Thank you for updating your question to show us what you tried!
Like all Prolog beginners, you are trying to do too much at once. This is normal! But you have to learn and get used to a way of thinking that is different from other programming languages. Almost always you have to decompose your problem into several subproblems that you then put together to get the final program.
So let's try to solve only one part of the problem first: Given a nonempty list, decompose it into successive elements at the front and into all the remaining elements.
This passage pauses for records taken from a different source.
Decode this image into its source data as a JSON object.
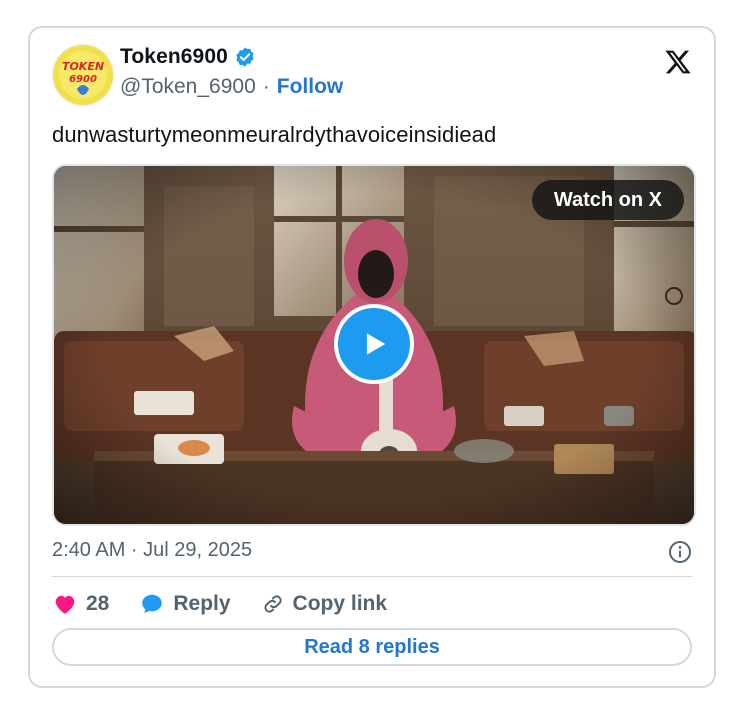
{
  "author": {
    "display_name": "Token6900",
    "handle": "@Token_6900",
    "separator": "·",
    "follow_label": "Follow",
    "avatar_text": "TOKEN 6900",
    "verified": true
  },
  "tweet": {
    "text": "dunwasturtymeonmeuralrdythavoiceinsidiead",
    "timestamp": "2:40 AM · Jul 29, 2025"
  },
  "media": {
    "watch_label": "Watch on X"
  },
  "actions": {
    "like_count": "28",
    "reply_label": "Reply",
    "copy_link_label": "Copy link",
    "read_replies_label": "Read 8 replies"
  },
  "icons": {
    "verified": "verified-badge-icon",
    "x_logo": "x-logo-icon",
    "play": "play-icon",
    "info": "info-icon",
    "heart": "heart-icon",
    "reply": "reply-bubble-icon",
    "link": "link-icon"
  },
  "colors": {
    "accent": "#1d9bf0",
    "link_blue": "#2477d0",
    "heart": "#f91880",
    "muted": "#536471",
    "border": "#cfd9de"
  }
}
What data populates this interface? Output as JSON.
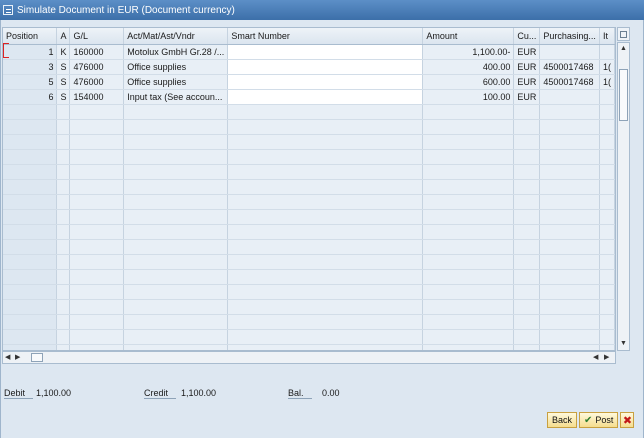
{
  "window": {
    "title": "Simulate Document in EUR (Document currency)"
  },
  "table": {
    "columns": [
      "Position",
      "A",
      "G/L",
      "Act/Mat/Ast/Vndr",
      "Smart Number",
      "Amount",
      "Cu...",
      "Purchasing...",
      "It"
    ],
    "rows": [
      {
        "position": "1",
        "a": "K",
        "gl": "160000",
        "account": "Motolux GmbH Gr.28 /...",
        "smart": "",
        "amount": "1,100.00-",
        "currency": "EUR",
        "purchasing": "",
        "item": ""
      },
      {
        "position": "3",
        "a": "S",
        "gl": "476000",
        "account": "Office supplies",
        "smart": "",
        "amount": "400.00",
        "currency": "EUR",
        "purchasing": "4500017468",
        "item": "1("
      },
      {
        "position": "5",
        "a": "S",
        "gl": "476000",
        "account": "Office supplies",
        "smart": "",
        "amount": "600.00",
        "currency": "EUR",
        "purchasing": "4500017468",
        "item": "1("
      },
      {
        "position": "6",
        "a": "S",
        "gl": "154000",
        "account": "Input tax (See accoun...",
        "smart": "",
        "amount": "100.00",
        "currency": "EUR",
        "purchasing": "",
        "item": ""
      }
    ]
  },
  "totals": {
    "debit_label": "Debit",
    "debit_value": "1,100.00",
    "credit_label": "Credit",
    "credit_value": "1,100.00",
    "balance_label": "Bal.",
    "balance_value": "0.00"
  },
  "buttons": {
    "back": "Back",
    "post": "Post",
    "close": "✖"
  },
  "icons": {
    "post": "checkmark-icon",
    "close": "close-icon",
    "title": "document-icon"
  },
  "colors": {
    "title_bar": "#4a7fbb",
    "button_border": "#c8a040",
    "close_red": "#c21818"
  }
}
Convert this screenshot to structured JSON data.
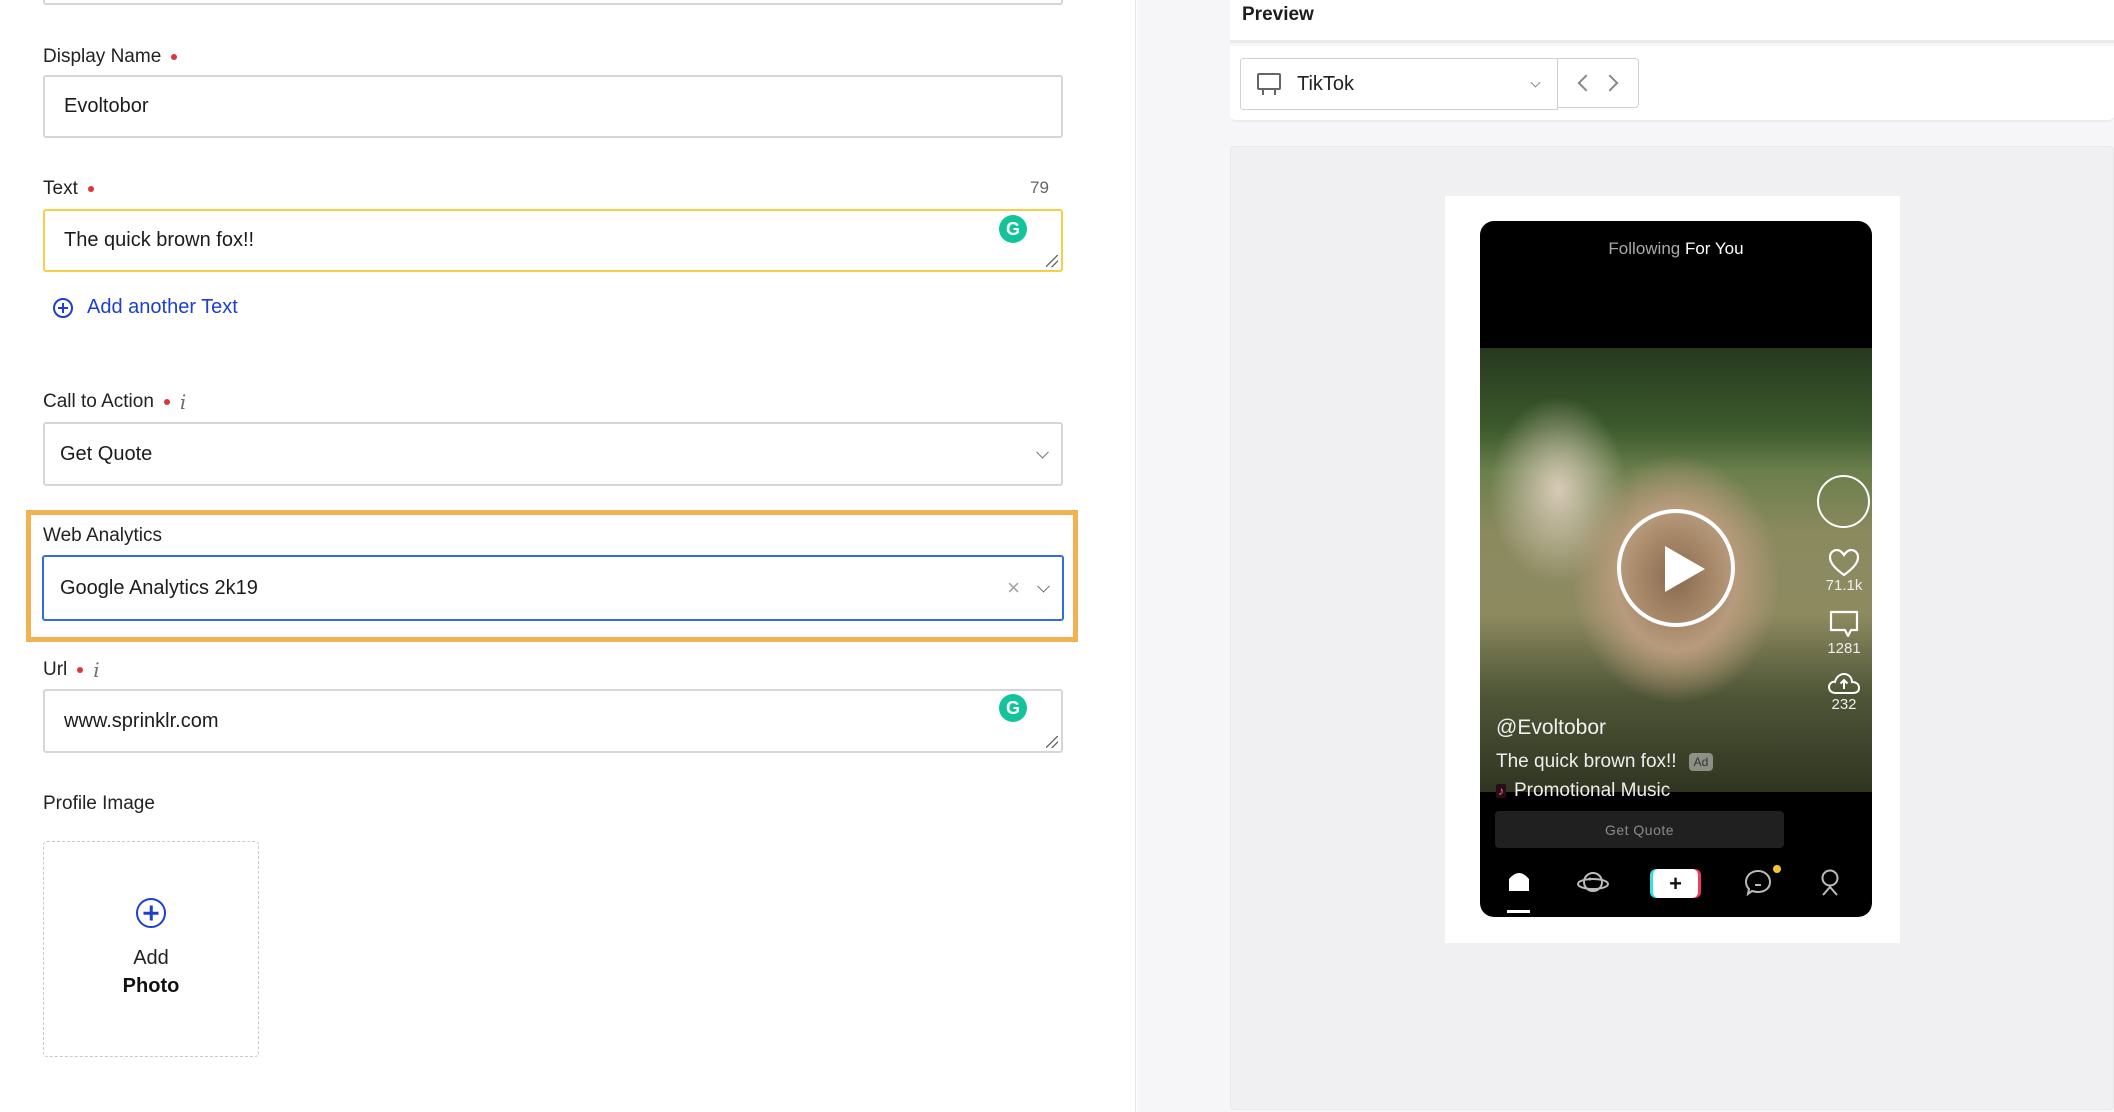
{
  "form": {
    "display_name": {
      "label": "Display Name",
      "required": true,
      "value": "Evoltobor"
    },
    "text": {
      "label": "Text",
      "required": true,
      "value": "The quick brown fox!!",
      "char_count": "79"
    },
    "add_text_link": "Add another Text",
    "call_to_action": {
      "label": "Call to Action",
      "required": true,
      "info": "i",
      "value": "Get Quote"
    },
    "web_analytics": {
      "label": "Web Analytics",
      "value": "Google Analytics 2k19",
      "clear_icon": "×"
    },
    "url": {
      "label": "Url",
      "required": true,
      "info": "i",
      "value": "www.sprinklr.com"
    },
    "profile_image": {
      "label": "Profile Image",
      "add_line1": "Add",
      "add_line2": "Photo"
    },
    "grammarly_glyph": "G"
  },
  "preview": {
    "title": "Preview",
    "channel": "TikTok",
    "phone": {
      "tab_following": "Following",
      "tab_for_you": "For You",
      "username": "@Evoltobor",
      "caption": "The quick brown fox!!",
      "ad_badge": "Ad",
      "music": "Promotional Music",
      "music_icon": "♪",
      "likes": "71.1k",
      "comments": "1281",
      "shares": "232",
      "cta_button": "Get Quote",
      "create_glyph": "+"
    }
  },
  "colors": {
    "highlight": "#f2b152",
    "focus_border": "#2f6de1",
    "link": "#1c3fcf",
    "required": "#d9363e",
    "grammarly": "#15c39a",
    "text_field_border_active": "#f5cf47"
  }
}
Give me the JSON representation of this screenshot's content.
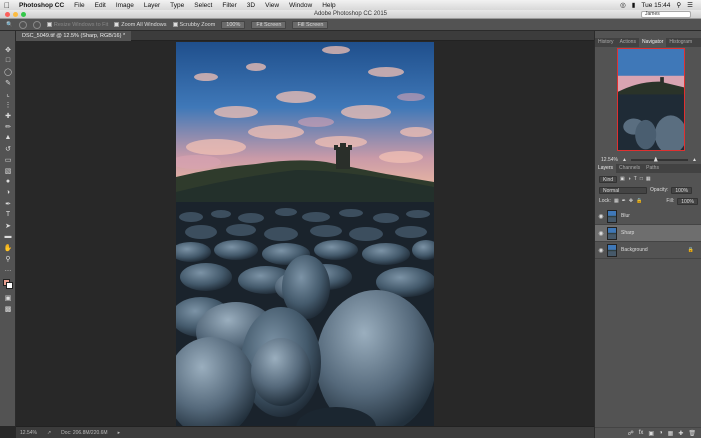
{
  "menubar": {
    "app": "Photoshop CC",
    "items": [
      "File",
      "Edit",
      "Image",
      "Layer",
      "Type",
      "Select",
      "Filter",
      "3D",
      "View",
      "Window",
      "Help"
    ],
    "clock": "Tue 15:44"
  },
  "window": {
    "title": "Adobe Photoshop CC 2015",
    "user": "James"
  },
  "options": {
    "resize_label": "Resize Windows to Fit",
    "zoom_all_label": "Zoom All Windows",
    "scrubby_label": "Scrubby Zoom",
    "btn_100": "100%",
    "btn_fit": "Fit Screen",
    "btn_fill": "Fill Screen"
  },
  "doc_tab": "DSC_5049.tif @ 12.5% (Sharp, RGB/16) *",
  "panels": {
    "top_tabs": [
      "History",
      "Actions",
      "Navigator",
      "Histogram"
    ],
    "nav_zoom": "12.54%",
    "layer_tabs": [
      "Layers",
      "Channels",
      "Paths"
    ],
    "kind": "Kind",
    "blend_mode": "Normal",
    "opacity_label": "Opacity:",
    "opacity_value": "100%",
    "lock_label": "Lock:",
    "fill_label": "Fill:",
    "fill_value": "100%",
    "layers": [
      {
        "name": "Blur"
      },
      {
        "name": "Sharp"
      },
      {
        "name": "Background"
      }
    ]
  },
  "status": {
    "zoom": "12.54%",
    "doc": "Doc: 206.8M/220.6M"
  },
  "colors": {
    "accent_red": "#e03030",
    "panel_bg": "#535353"
  }
}
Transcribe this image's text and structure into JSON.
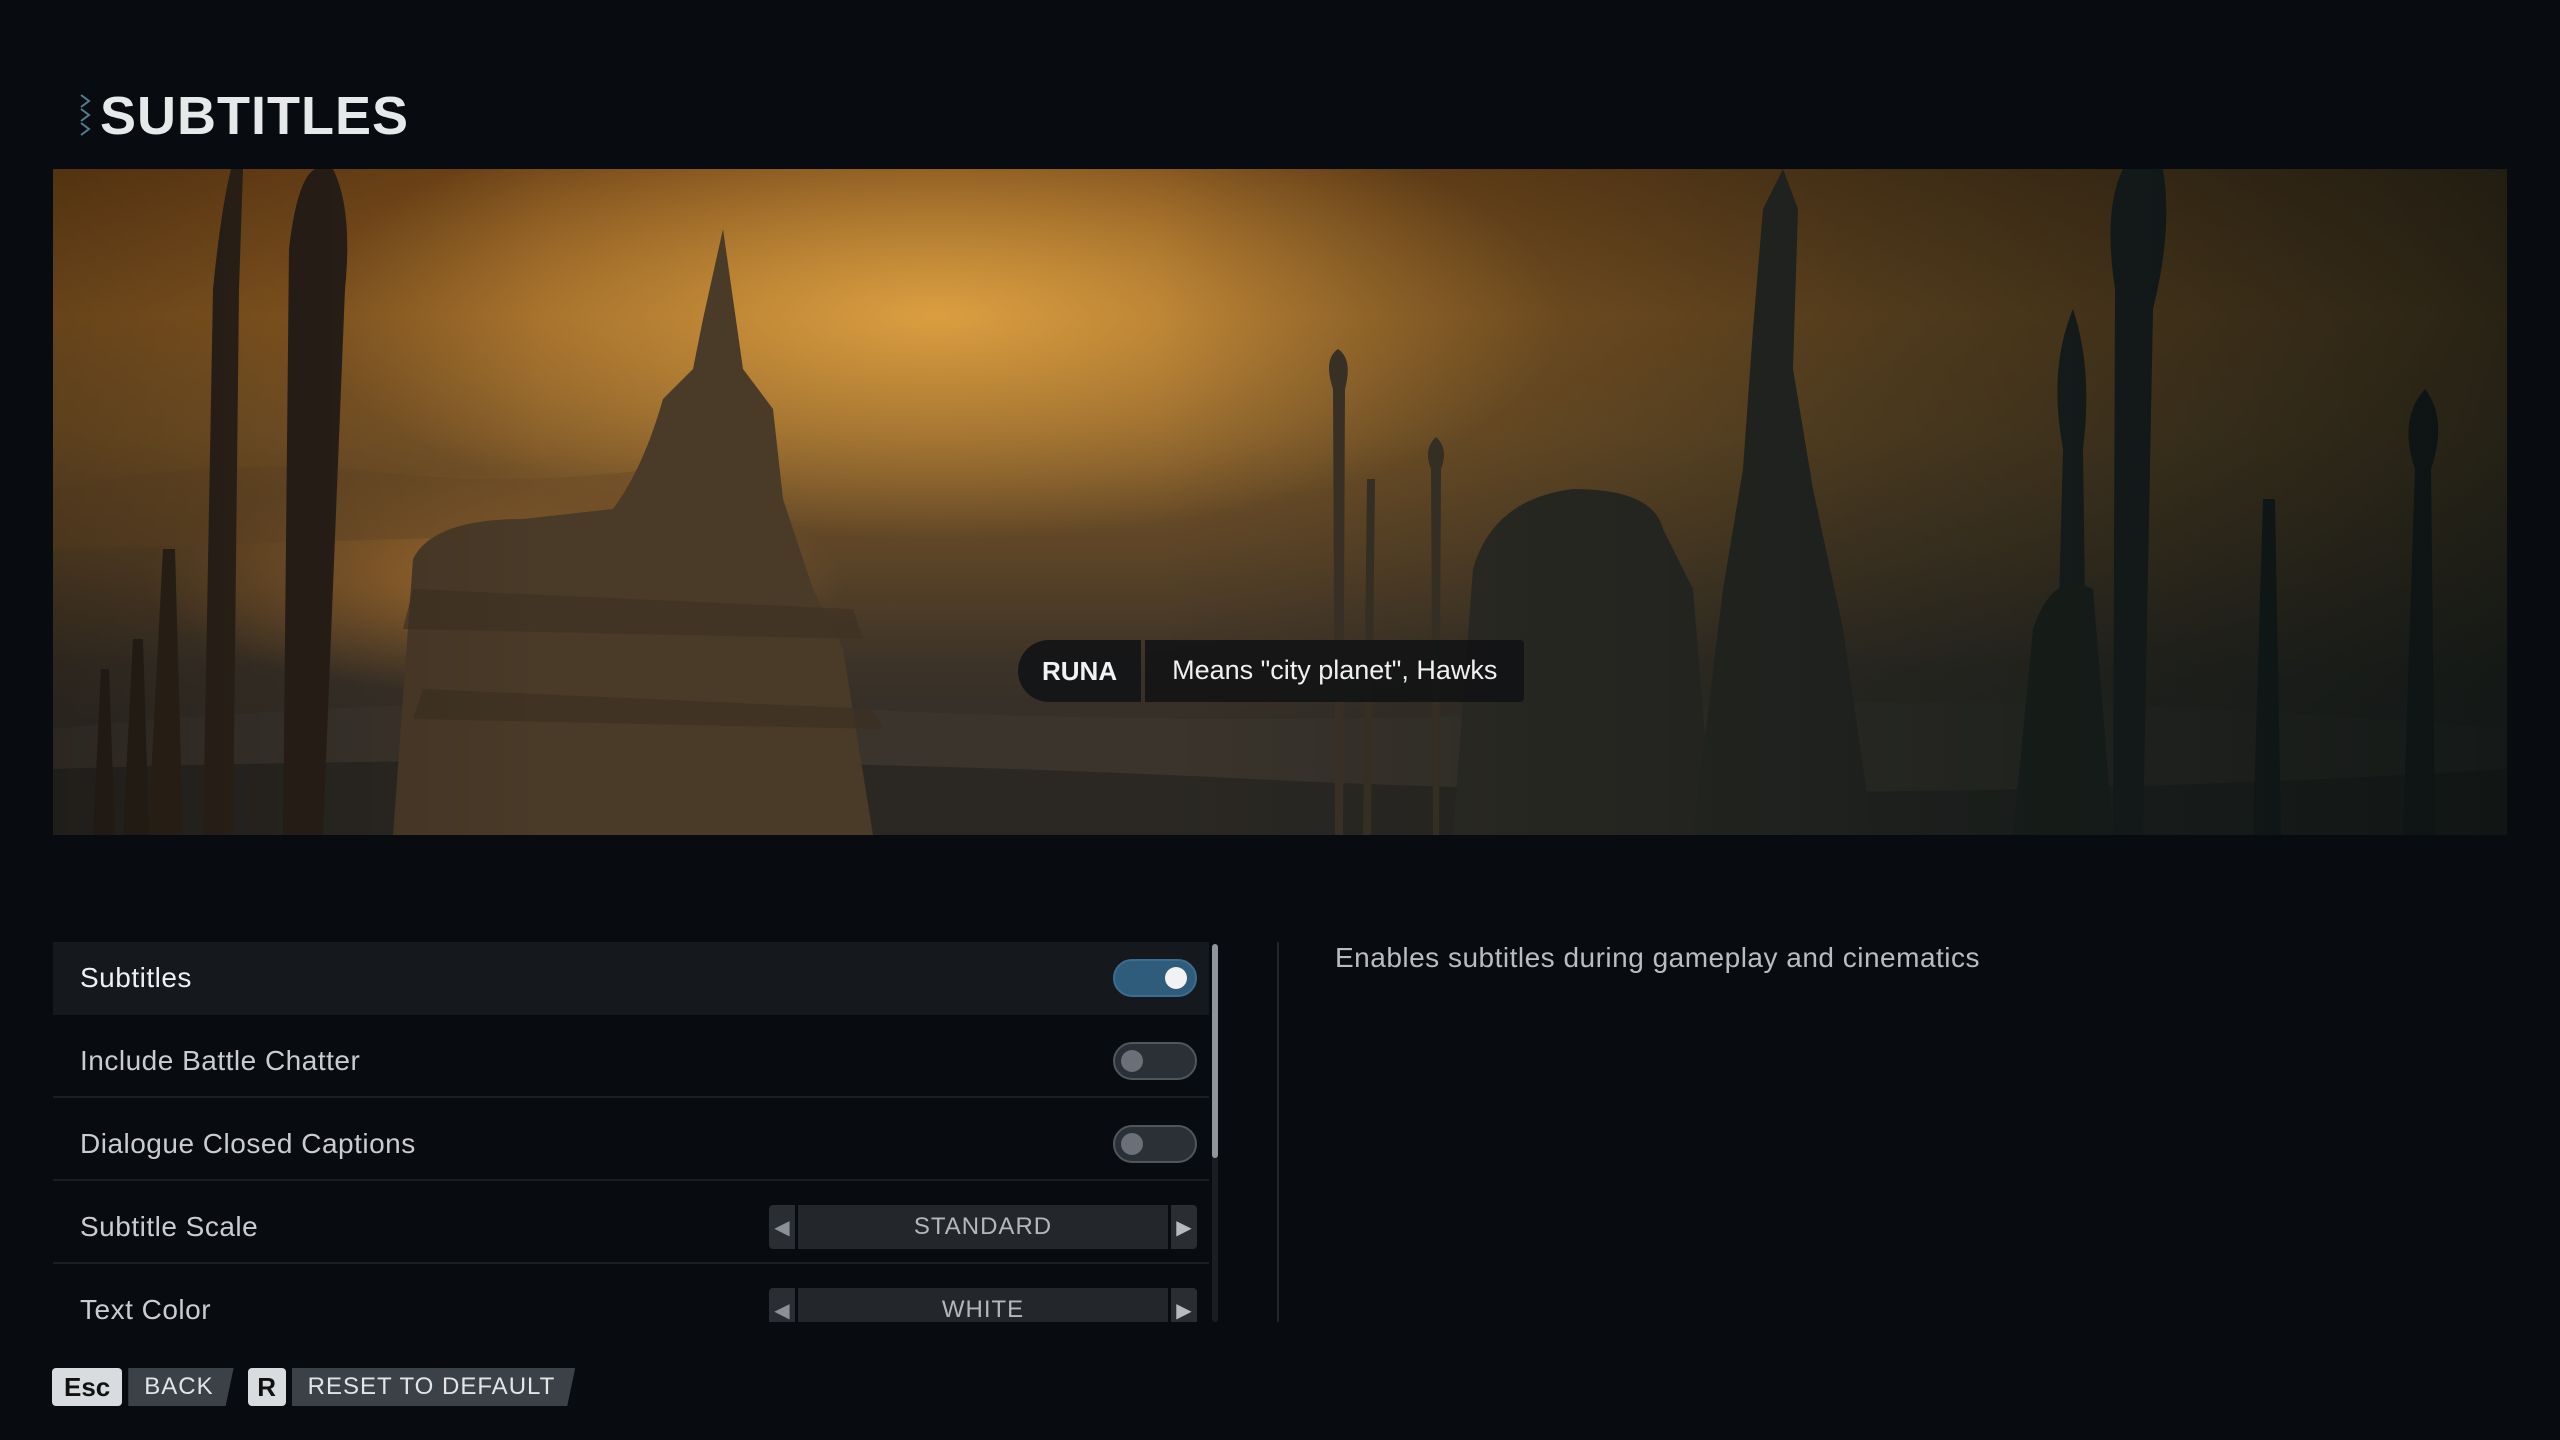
{
  "header": {
    "title": "SUBTITLES"
  },
  "preview": {
    "speaker": "RUNA",
    "caption": "Means \"city planet\", Hawks"
  },
  "settings": [
    {
      "label": "Subtitles",
      "type": "toggle",
      "value": true,
      "selected": true
    },
    {
      "label": "Include Battle Chatter",
      "type": "toggle",
      "value": false
    },
    {
      "label": "Dialogue Closed Captions",
      "type": "toggle",
      "value": false
    },
    {
      "label": "Subtitle Scale",
      "type": "selector",
      "value": "STANDARD"
    },
    {
      "label": "Text Color",
      "type": "selector",
      "value": "WHITE"
    }
  ],
  "description": "Enables subtitles during gameplay and cinematics",
  "footer": {
    "back": {
      "key": "Esc",
      "label": "BACK"
    },
    "reset": {
      "key": "R",
      "label": "RESET TO DEFAULT"
    }
  },
  "colors": {
    "accent": "#2f5c7a",
    "background": "#080b0f"
  }
}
That is, we want something like this:
?- list_successive_rest([1, 2, 4, 3], Succ, Rest).
Succ = [1, 2],
Rest = [4, 3] .
If we can write this definition, then we should be able to iterate over the
Rest to chop it up further.
Here is a definition of
list_successive_rest/3. Note how it follows the structure of your attempt for
chop_up/2, but it's shorter and simpler because we only look at a successive prefix of the list, not all of the list at once:
list_successive_rest([X], [X], ).
list_successive_rest([A, B | Xs], [A], [B | Xs]) :-
A + 1 =\= B.
list_successive_rest([A, B | Xs], [A | Successive], Rest) :-
A + 1 =:= B,
list_successive_rest([B | Xs], Successive, Rest).
(This is also simpler than your version because I match lists of at least two elements as
[A, B | Xs] rather than
[A | Tail] and
Tail = [B | Tail2]. It's a good idea to get used to this syntax.)
We can call this successively to decompose a list into successive parts:
?- list_successive_rest([1, 2, 4, 3], Succ, Rest), list_successive_rest(Rest, Succ2, Rest2), list_successive_rest(Rest2, Succ3, Rest3).
Succ = [1, 2],
Rest = [4, 3],
Succ2 = ,
Rest2 = Succ3, Succ3 = ,
Rest3 =  ;
chop_up/2 is now easy by using the above predicate to peel off successive prefixes of the list iteratively:
chop_up(List, [Succ | Chopped]) :-
list_successive_rest(List, Succ, Rest),
chop_up/2 is recursive, and it uses
list_successive_rest/3, which is recursive as well. Trying to write all this in one recursive predicate would be harder and lead to less readable code.
Let's try the above test, and your test case:
?- chop_up([1, 2, 4, 3], Chopped).
Chopped = [[1, 2], , ] ;
?- chop_up([3,5,1,2,3,7,8,2], Chopped).
Chopped = [, , [1, 2, 3], [7, 8], ] ;
This doesn't actually produce the exact format you wanted: Singleton elements are singleton lists rather than "naked" members of the outer list. I think this is better this way, but your teacher may disagree. In that case, changing this small detail is an exercise for you.